Sewing makes huge loops on the bottom of the cloth
The loops on the bottom mean there's very little tension on the top thread.
Back to the loopies.... Somewhere on your machine, there's a tension
mechanism. On older machines, it's circular and has (usually) a
numbered dial. On newer machines, it may just appear as a slot with a
dial someplace with numbers 0-9 on it. In either case, the thread has
to go between two metal disks, which are the tension elements. In order
to get the thread in properly, you must raise the presser foot, which
opens the disks. Then you can "floss" the thread in. Not raising the
presser foot during threading is, in my experience, the most common
cause of bottom loopies.
Other common causes of loopies:
--Trying to sew with the presser foot in the raised position (this
usually happens when you're brand new to sewing or you're trying to sew
something thick that just barely fits under the presser foot -- and you
forget to lower the presser foot after you've put the fabric under.
--Changing the setting on the upper tension dial. 4 to maybe 5 should
give you proper tension for most types of sewing. Sometimes (often
helpful, knob-twiddling family members) reset it to a much lower number.
--Cruddlies in the tension -- impacted lint, a bit of broken thread,
rust, This is usually curable by taking a fold of much-washed cotton
muslin (the hem of a pillowcase or a bandanna is great for this),
moistening it with rubbing alcohol, and flossing the tension with it.
If you get rust out, you'll need a replacement tension (they're not all
that expensive, mostly). In some cases, the machine was abused by
running something like #69 upholstery nylon thread through it (it's too
heavy for most home machines) and the disks are damaged and need
--The thread is too heavy for the size of needle. This happens when
you're trying to run something like topstitching thread with a small
sized needle.

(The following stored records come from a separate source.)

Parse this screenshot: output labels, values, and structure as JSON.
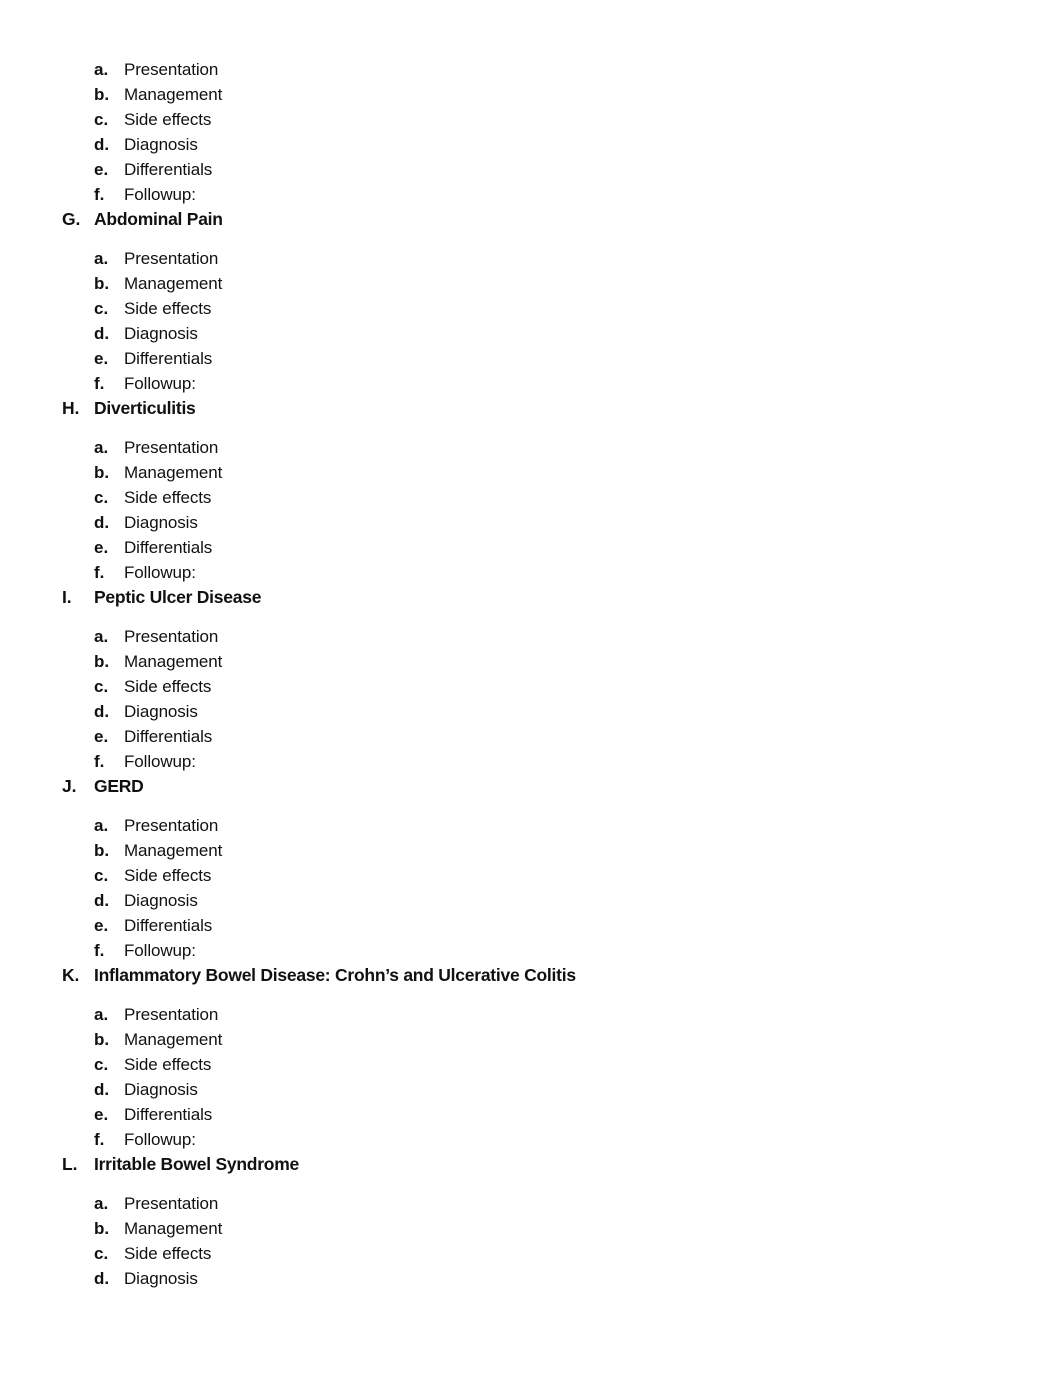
{
  "document": {
    "type": "outline-continuation",
    "page_background": "#ffffff",
    "text_color": "#111111",
    "sub_item_labels": {
      "a": "Presentation",
      "b": "Management",
      "c": "Side effects",
      "d": "Diagnosis",
      "e": "Differentials",
      "f": "Followup:"
    },
    "orphan_sub_items": [
      {
        "marker": "a.",
        "label": "Presentation"
      },
      {
        "marker": "b.",
        "label": "Management"
      },
      {
        "marker": "c.",
        "label": "Side effects"
      },
      {
        "marker": "d.",
        "label": "Diagnosis"
      },
      {
        "marker": "e.",
        "label": "Differentials"
      },
      {
        "marker": "f.",
        "label": "Followup:"
      }
    ],
    "sections": [
      {
        "marker": "G.",
        "title": "Abdominal Pain",
        "items": [
          {
            "marker": "a.",
            "label": "Presentation"
          },
          {
            "marker": "b.",
            "label": "Management"
          },
          {
            "marker": "c.",
            "label": "Side effects"
          },
          {
            "marker": "d.",
            "label": "Diagnosis"
          },
          {
            "marker": "e.",
            "label": "Differentials"
          },
          {
            "marker": "f.",
            "label": "Followup:"
          }
        ]
      },
      {
        "marker": "H.",
        "title": "Diverticulitis",
        "items": [
          {
            "marker": "a.",
            "label": "Presentation"
          },
          {
            "marker": "b.",
            "label": "Management"
          },
          {
            "marker": "c.",
            "label": "Side effects"
          },
          {
            "marker": "d.",
            "label": "Diagnosis"
          },
          {
            "marker": "e.",
            "label": "Differentials"
          },
          {
            "marker": "f.",
            "label": "Followup:"
          }
        ]
      },
      {
        "marker": "I.",
        "title": "Peptic Ulcer Disease",
        "items": [
          {
            "marker": "a.",
            "label": "Presentation"
          },
          {
            "marker": "b.",
            "label": "Management"
          },
          {
            "marker": "c.",
            "label": "Side effects"
          },
          {
            "marker": "d.",
            "label": "Diagnosis"
          },
          {
            "marker": "e.",
            "label": "Differentials"
          },
          {
            "marker": "f.",
            "label": "Followup:"
          }
        ]
      },
      {
        "marker": "J.",
        "title": "GERD",
        "items": [
          {
            "marker": "a.",
            "label": "Presentation"
          },
          {
            "marker": "b.",
            "label": "Management"
          },
          {
            "marker": "c.",
            "label": "Side effects"
          },
          {
            "marker": "d.",
            "label": "Diagnosis"
          },
          {
            "marker": "e.",
            "label": "Differentials"
          },
          {
            "marker": "f.",
            "label": "Followup:"
          }
        ]
      },
      {
        "marker": "K.",
        "title": "Inflammatory Bowel Disease: Crohn’s and Ulcerative Colitis",
        "items": [
          {
            "marker": "a.",
            "label": "Presentation"
          },
          {
            "marker": "b.",
            "label": "Management"
          },
          {
            "marker": "c.",
            "label": "Side effects"
          },
          {
            "marker": "d.",
            "label": "Diagnosis"
          },
          {
            "marker": "e.",
            "label": "Differentials"
          },
          {
            "marker": "f.",
            "label": "Followup:"
          }
        ]
      },
      {
        "marker": "L.",
        "title": "Irritable Bowel Syndrome",
        "items": [
          {
            "marker": "a.",
            "label": "Presentation"
          },
          {
            "marker": "b.",
            "label": "Management"
          },
          {
            "marker": "c.",
            "label": "Side effects"
          },
          {
            "marker": "d.",
            "label": "Diagnosis"
          }
        ]
      }
    ]
  }
}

The thread doesn't sit down in the long groove of the
needle properly, and so lacks tension.
Jul 08, 2012 |